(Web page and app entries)

++++++++++++++++++++

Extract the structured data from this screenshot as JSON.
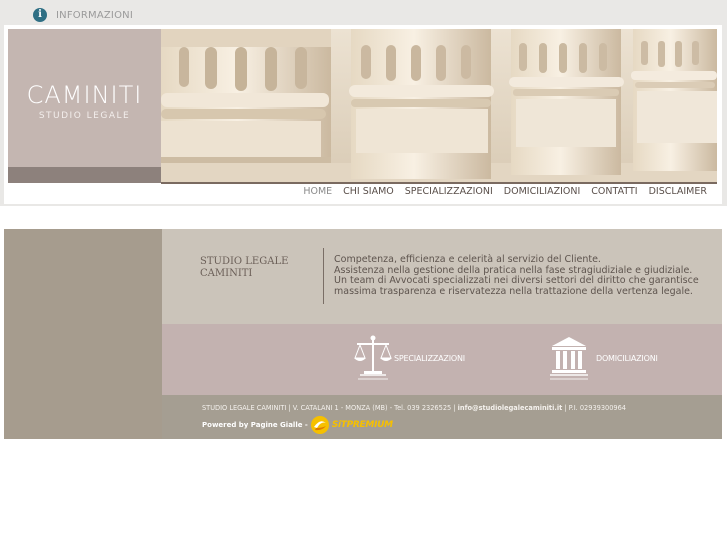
{
  "topbar": {
    "info_label": "INFORMAZIONI",
    "icon": "info-icon"
  },
  "logo": {
    "name": "CAMINITI",
    "subtitle": "STUDIO LEGALE"
  },
  "nav": {
    "items": [
      "HOME",
      "CHI SIAMO",
      "SPECIALIZZAZIONI",
      "DOMICILIAZIONI",
      "CONTATTI",
      "DISCLAIMER"
    ],
    "active": "HOME"
  },
  "intro": {
    "title_line1": "STUDIO LEGALE",
    "title_line2": "CAMINITI",
    "lines": [
      "Competenza, efficienza e celerità al servizio del Cliente.",
      "Assistenza nella gestione della pratica nella fase stragiudiziale e giudiziale.",
      "Un team di Avvocati specializzati nei diversi settori del diritto che garantisce",
      "massima trasparenza e riservatezza nella trattazione della vertenza legale."
    ]
  },
  "links": {
    "specializzazioni": "SPECIALIZZAZIONI",
    "domiciliazioni": "DOMICILIAZIONI"
  },
  "footer": {
    "address": "STUDIO LEGALE CAMINITI | V. CATALANI 1 - MONZA (MB) - Tel. 039 2326525 | ",
    "email": "info@studiolegalecaminiti.it",
    "vat": " | P.I. 02939300964",
    "powered": "Powered by Pagine Gialle -",
    "badge": "SiTPREMIUM"
  },
  "colors": {
    "logo_panel": "#c4b6b1",
    "main_bg": "#cbc4ba",
    "left_column": "#a69c8e",
    "icon_band": "#c3b2b0",
    "footer_bg": "#a59e92",
    "badge": "#f6c000"
  }
}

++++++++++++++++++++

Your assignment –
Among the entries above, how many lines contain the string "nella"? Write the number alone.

Your solution –
2